▶ WORK TO BE COMPLETED: In the material beneath, how many lines contain the word "time"? Give the count alone.

== RECORDS FOR THIS EXERCISE ==

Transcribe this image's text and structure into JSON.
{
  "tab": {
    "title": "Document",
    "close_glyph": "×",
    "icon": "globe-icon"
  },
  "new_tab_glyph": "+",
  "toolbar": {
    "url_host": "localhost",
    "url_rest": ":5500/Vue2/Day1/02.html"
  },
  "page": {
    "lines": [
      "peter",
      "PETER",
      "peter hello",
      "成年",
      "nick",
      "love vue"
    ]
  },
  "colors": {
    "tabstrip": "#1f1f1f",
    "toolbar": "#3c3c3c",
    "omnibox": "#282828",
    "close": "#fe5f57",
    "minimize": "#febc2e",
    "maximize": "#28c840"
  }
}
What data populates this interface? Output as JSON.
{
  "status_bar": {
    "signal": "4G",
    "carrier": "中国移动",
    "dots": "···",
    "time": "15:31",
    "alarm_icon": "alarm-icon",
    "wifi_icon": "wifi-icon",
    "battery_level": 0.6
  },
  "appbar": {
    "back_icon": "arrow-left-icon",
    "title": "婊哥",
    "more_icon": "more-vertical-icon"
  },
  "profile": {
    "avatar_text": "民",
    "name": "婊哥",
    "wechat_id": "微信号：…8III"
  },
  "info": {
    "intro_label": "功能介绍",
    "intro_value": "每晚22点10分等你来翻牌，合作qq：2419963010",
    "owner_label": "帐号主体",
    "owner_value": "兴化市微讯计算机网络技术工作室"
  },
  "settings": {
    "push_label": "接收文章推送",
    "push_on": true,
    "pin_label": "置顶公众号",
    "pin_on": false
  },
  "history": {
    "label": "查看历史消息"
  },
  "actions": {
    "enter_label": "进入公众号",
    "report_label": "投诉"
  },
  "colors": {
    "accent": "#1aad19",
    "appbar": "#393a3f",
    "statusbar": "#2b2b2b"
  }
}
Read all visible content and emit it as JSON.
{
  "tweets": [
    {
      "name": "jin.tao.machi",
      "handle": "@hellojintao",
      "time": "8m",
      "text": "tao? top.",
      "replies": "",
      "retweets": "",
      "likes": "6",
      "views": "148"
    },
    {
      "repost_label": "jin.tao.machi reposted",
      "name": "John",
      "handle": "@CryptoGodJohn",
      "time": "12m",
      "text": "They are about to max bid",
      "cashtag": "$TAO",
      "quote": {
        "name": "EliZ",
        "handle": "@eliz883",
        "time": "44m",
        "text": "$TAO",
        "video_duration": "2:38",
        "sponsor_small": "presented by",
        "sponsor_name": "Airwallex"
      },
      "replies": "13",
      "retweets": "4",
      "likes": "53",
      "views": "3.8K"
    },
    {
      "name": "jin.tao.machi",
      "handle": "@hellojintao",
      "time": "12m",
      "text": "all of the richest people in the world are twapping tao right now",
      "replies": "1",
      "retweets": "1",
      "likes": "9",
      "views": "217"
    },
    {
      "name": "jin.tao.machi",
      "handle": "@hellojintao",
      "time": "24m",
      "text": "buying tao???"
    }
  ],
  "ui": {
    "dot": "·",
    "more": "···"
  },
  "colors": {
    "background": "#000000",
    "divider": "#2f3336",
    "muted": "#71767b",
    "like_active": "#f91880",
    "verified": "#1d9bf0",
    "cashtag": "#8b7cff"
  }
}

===

▶ SOLUTION TO THE PROBLEM: 6